MATERIAL FOR THIS TASK –
───
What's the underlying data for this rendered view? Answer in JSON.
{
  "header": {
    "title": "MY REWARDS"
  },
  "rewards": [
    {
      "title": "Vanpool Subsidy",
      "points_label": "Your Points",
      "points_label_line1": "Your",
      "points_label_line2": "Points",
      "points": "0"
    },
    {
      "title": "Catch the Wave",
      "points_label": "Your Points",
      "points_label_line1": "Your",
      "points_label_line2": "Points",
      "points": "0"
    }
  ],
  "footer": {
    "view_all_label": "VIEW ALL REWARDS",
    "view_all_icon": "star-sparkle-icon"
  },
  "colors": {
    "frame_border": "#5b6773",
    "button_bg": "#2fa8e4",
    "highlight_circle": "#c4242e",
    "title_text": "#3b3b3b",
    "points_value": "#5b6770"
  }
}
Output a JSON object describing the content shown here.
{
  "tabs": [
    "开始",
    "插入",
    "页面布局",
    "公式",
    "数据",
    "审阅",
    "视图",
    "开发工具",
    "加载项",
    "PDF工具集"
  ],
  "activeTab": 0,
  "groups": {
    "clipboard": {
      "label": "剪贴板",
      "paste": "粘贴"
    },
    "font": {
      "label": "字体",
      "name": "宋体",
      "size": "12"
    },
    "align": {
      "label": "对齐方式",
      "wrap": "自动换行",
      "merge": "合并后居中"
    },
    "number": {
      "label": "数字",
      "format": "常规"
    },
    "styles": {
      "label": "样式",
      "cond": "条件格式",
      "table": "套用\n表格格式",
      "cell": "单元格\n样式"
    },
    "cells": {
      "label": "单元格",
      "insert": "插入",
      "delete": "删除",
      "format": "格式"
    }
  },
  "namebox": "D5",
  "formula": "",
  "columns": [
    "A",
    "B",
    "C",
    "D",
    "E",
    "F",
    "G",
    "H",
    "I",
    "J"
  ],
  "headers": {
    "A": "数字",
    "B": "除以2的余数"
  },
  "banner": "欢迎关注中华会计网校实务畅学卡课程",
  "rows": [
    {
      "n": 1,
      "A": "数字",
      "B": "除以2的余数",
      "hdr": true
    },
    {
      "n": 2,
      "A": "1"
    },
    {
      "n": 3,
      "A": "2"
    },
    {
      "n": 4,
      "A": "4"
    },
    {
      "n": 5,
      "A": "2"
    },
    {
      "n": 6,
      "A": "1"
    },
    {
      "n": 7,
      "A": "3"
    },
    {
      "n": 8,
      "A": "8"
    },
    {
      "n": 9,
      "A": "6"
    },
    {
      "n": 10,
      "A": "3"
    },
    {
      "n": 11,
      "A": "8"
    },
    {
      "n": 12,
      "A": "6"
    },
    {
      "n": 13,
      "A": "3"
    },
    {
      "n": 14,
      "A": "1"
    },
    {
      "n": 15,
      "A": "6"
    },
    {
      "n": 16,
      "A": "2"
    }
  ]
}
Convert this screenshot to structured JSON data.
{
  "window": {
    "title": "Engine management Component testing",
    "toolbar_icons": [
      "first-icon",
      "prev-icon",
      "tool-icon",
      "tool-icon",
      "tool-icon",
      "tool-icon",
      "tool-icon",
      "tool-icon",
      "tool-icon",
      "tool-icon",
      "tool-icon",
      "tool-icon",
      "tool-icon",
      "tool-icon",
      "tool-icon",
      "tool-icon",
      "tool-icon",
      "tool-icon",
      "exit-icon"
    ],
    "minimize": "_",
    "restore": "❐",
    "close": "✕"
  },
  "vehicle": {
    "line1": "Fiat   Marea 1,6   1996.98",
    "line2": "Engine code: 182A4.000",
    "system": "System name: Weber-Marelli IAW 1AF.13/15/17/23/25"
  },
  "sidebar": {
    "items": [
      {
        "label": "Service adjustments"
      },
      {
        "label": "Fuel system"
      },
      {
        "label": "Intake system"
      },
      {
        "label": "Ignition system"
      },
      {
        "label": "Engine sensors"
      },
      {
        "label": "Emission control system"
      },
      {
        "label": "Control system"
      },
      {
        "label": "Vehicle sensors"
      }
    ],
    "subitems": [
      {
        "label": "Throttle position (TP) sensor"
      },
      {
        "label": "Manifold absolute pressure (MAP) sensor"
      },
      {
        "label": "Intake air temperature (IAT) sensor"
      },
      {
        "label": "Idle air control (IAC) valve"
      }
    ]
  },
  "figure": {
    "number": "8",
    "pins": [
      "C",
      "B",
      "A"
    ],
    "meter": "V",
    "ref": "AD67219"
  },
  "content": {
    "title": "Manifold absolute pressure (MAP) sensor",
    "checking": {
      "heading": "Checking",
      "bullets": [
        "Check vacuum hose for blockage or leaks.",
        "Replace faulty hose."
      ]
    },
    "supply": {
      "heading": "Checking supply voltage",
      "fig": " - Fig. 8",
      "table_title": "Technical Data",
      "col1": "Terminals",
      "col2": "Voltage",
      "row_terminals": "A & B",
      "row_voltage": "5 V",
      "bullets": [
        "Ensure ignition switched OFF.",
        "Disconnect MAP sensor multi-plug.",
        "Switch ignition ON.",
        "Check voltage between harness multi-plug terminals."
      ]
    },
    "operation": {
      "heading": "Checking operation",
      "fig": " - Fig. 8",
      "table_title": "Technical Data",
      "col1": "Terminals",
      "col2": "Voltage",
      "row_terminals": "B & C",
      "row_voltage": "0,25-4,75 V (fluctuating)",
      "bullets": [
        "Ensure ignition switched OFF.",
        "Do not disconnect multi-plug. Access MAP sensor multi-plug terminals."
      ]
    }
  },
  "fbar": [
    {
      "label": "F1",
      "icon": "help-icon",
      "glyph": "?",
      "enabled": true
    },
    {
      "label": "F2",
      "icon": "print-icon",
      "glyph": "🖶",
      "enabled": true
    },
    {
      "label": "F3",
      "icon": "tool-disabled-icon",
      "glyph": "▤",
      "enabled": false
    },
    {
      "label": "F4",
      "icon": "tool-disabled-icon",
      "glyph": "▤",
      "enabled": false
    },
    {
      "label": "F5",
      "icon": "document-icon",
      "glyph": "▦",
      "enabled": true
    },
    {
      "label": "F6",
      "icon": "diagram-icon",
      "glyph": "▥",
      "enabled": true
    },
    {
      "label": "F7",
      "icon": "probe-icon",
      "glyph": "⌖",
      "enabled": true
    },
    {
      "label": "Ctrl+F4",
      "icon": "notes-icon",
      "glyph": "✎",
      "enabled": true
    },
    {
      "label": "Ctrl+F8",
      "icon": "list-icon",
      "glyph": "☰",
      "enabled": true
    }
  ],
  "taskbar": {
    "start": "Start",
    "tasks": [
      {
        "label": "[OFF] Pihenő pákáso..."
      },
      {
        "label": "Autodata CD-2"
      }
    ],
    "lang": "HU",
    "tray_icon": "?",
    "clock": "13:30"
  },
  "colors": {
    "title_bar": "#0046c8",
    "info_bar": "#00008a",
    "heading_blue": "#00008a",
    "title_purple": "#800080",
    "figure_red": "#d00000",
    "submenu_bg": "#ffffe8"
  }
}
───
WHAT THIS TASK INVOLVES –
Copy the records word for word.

SOLUTION FOR THIS PROBLEM –
What's the underlying data for this rendered view? Answer in JSON.
{
  "header": {
    "title": "MY REWARDS"
  },
  "rewards": [
    {
      "title": "Vanpool Subsidy",
      "points_label": "Your Points",
      "points_label_line1": "Your",
      "points_label_line2": "Points",
      "points": "0"
    },
    {
      "title": "Catch the Wave",
      "points_label": "Your Points",
      "points_label_line1": "Your",
      "points_label_line2": "Points",
      "points": "0"
    }
  ],
  "footer": {
    "view_all_label": "VIEW ALL REWARDS",
    "view_all_icon": "star-sparkle-icon"
  },
  "colors": {
    "frame_border": "#5b6773",
    "button_bg": "#2fa8e4",
    "highlight_circle": "#c4242e",
    "title_text": "#3b3b3b",
    "points_value": "#5b6770"
  }
}
Output a JSON object describing the content shown here.
{
  "tabs": [
    "开始",
    "插入",
    "页面布局",
    "公式",
    "数据",
    "审阅",
    "视图",
    "开发工具",
    "加载项",
    "PDF工具集"
  ],
  "activeTab": 0,
  "groups": {
    "clipboard": {
      "label": "剪贴板",
      "paste": "粘贴"
    },
    "font": {
      "label": "字体",
      "name": "宋体",
      "size": "12"
    },
    "align": {
      "label": "对齐方式",
      "wrap": "自动换行",
      "merge": "合并后居中"
    },
    "number": {
      "label": "数字",
      "format": "常规"
    },
    "styles": {
      "label": "样式",
      "cond": "条件格式",
      "table": "套用\n表格格式",
      "cell": "单元格\n样式"
    },
    "cells": {
      "label": "单元格",
      "insert": "插入",
      "delete": "删除",
      "format": "格式"
    }
  },
  "namebox": "D5",
  "formula": "",
  "columns": [
    "A",
    "B",
    "C",
    "D",
    "E",
    "F",
    "G",
    "H",
    "I",
    "J"
  ],
  "headers": {
    "A": "数字",
    "B": "除以2的余数"
  },
  "banner": "欢迎关注中华会计网校实务畅学卡课程",
  "rows": [
    {
      "n": 1,
      "A": "数字",
      "B": "除以2的余数",
      "hdr": true
    },
    {
      "n": 2,
      "A": "1"
    },
    {
      "n": 3,
      "A": "2"
    },
    {
      "n": 4,
      "A": "4"
    },
    {
      "n": 5,
      "A": "2"
    },
    {
      "n": 6,
      "A": "1"
    },
    {
      "n": 7,
      "A": "3"
    },
    {
      "n": 8,
      "A": "8"
    },
    {
      "n": 9,
      "A": "6"
    },
    {
      "n": 10,
      "A": "3"
    },
    {
      "n": 11,
      "A": "8"
    },
    {
      "n": 12,
      "A": "6"
    },
    {
      "n": 13,
      "A": "3"
    },
    {
      "n": 14,
      "A": "1"
    },
    {
      "n": 15,
      "A": "6"
    },
    {
      "n": 16,
      "A": "2"
    }
  ]
}
Convert this screenshot to structured JSON data.
{
  "window": {
    "title": "Engine management Component testing",
    "toolbar_icons": [
      "first-icon",
      "prev-icon",
      "tool-icon",
      "tool-icon",
      "tool-icon",
      "tool-icon",
      "tool-icon",
      "tool-icon",
      "tool-icon",
      "tool-icon",
      "tool-icon",
      "tool-icon",
      "tool-icon",
      "tool-icon",
      "tool-icon",
      "tool-icon",
      "tool-icon",
      "tool-icon",
      "exit-icon"
    ],
    "minimize": "_",
    "restore": "❐",
    "close": "✕"
  },
  "vehicle": {
    "line1": "Fiat   Marea 1,6   1996.98",
    "line2": "Engine code: 182A4.000",
    "system": "System name: Weber-Marelli IAW 1AF.13/15/17/23/25"
  },
  "sidebar": {
    "items": [
      {
        "label": "Service adjustments"
      },
      {
        "label": "Fuel system"
      },
      {
        "label": "Intake system"
      },
      {
        "label": "Ignition system"
      },
      {
        "label": "Engine sensors"
      },
      {
        "label": "Emission control system"
      },
      {
        "label": "Control system"
      },
      {
        "label": "Vehicle sensors"
      }
    ],
    "subitems": [
      {
        "label": "Throttle position (TP) sensor"
      },
      {
        "label": "Manifold absolute pressure (MAP) sensor"
      },
      {
        "label": "Intake air temperature (IAT) sensor"
      },
      {
        "label": "Idle air control (IAC) valve"
      }
    ]
  },
  "figure": {
    "number": "8",
    "pins": [
      "C",
      "B",
      "A"
    ],
    "meter": "V",
    "ref": "AD67219"
  },
  "content": {
    "title": "Manifold absolute pressure (MAP) sensor",
    "checking": {
      "heading": "Checking",
      "bullets": [
        "Check vacuum hose for blockage or leaks.",
        "Replace faulty hose."
      ]
    },
    "supply": {
      "heading": "Checking supply voltage",
      "fig": " - Fig. 8",
      "table_title": "Technical Data",
      "col1": "Terminals",
      "col2": "Voltage",
      "row_terminals": "A & B",
      "row_voltage": "5 V",
      "bullets": [
        "Ensure ignition switched OFF.",
        "Disconnect MAP sensor multi-plug.",
        "Switch ignition ON.",
        "Check voltage between harness multi-plug terminals."
      ]
    },
    "operation": {
      "heading": "Checking operation",
      "fig": " - Fig. 8",
      "table_title": "Technical Data",
      "col1": "Terminals",
      "col2": "Voltage",
      "row_terminals": "B & C",
      "row_voltage": "0,25-4,75 V (fluctuating)",
      "bullets": [
        "Ensure ignition switched OFF.",
        "Do not disconnect multi-plug. Access MAP sensor multi-plug terminals."
      ]
    }
  },
  "fbar": [
    {
      "label": "F1",
      "icon": "help-icon",
      "glyph": "?",
      "enabled": true
    },
    {
      "label": "F2",
      "icon": "print-icon",
      "glyph": "🖶",
      "enabled": true
    },
    {
      "label": "F3",
      "icon": "tool-disabled-icon",
      "glyph": "▤",
      "enabled": false
    },
    {
      "label": "F4",
      "icon": "tool-disabled-icon",
      "glyph": "▤",
      "enabled": false
    },
    {
      "label": "F5",
      "icon": "document-icon",
      "glyph": "▦",
      "enabled": true
    },
    {
      "label": "F6",
      "icon": "diagram-icon",
      "glyph": "▥",
      "enabled": true
    },
    {
      "label": "F7",
      "icon": "probe-icon",
      "glyph": "⌖",
      "enabled": true
    },
    {
      "label": "Ctrl+F4",
      "icon": "notes-icon",
      "glyph": "✎",
      "enabled": true
    },
    {
      "label": "Ctrl+F8",
      "icon": "list-icon",
      "glyph": "☰",
      "enabled": true
    }
  ],
  "taskbar": {
    "start": "Start",
    "tasks": [
      {
        "label": "[OFF] Pihenő pákáso..."
      },
      {
        "label": "Autodata CD-2"
      }
    ],
    "lang": "HU",
    "tray_icon": "?",
    "clock": "13:30"
  },
  "colors": {
    "title_bar": "#0046c8",
    "info_bar": "#00008a",
    "heading_blue": "#00008a",
    "title_purple": "#800080",
    "figure_red": "#d00000",
    "submenu_bg": "#ffffe8"
  }
}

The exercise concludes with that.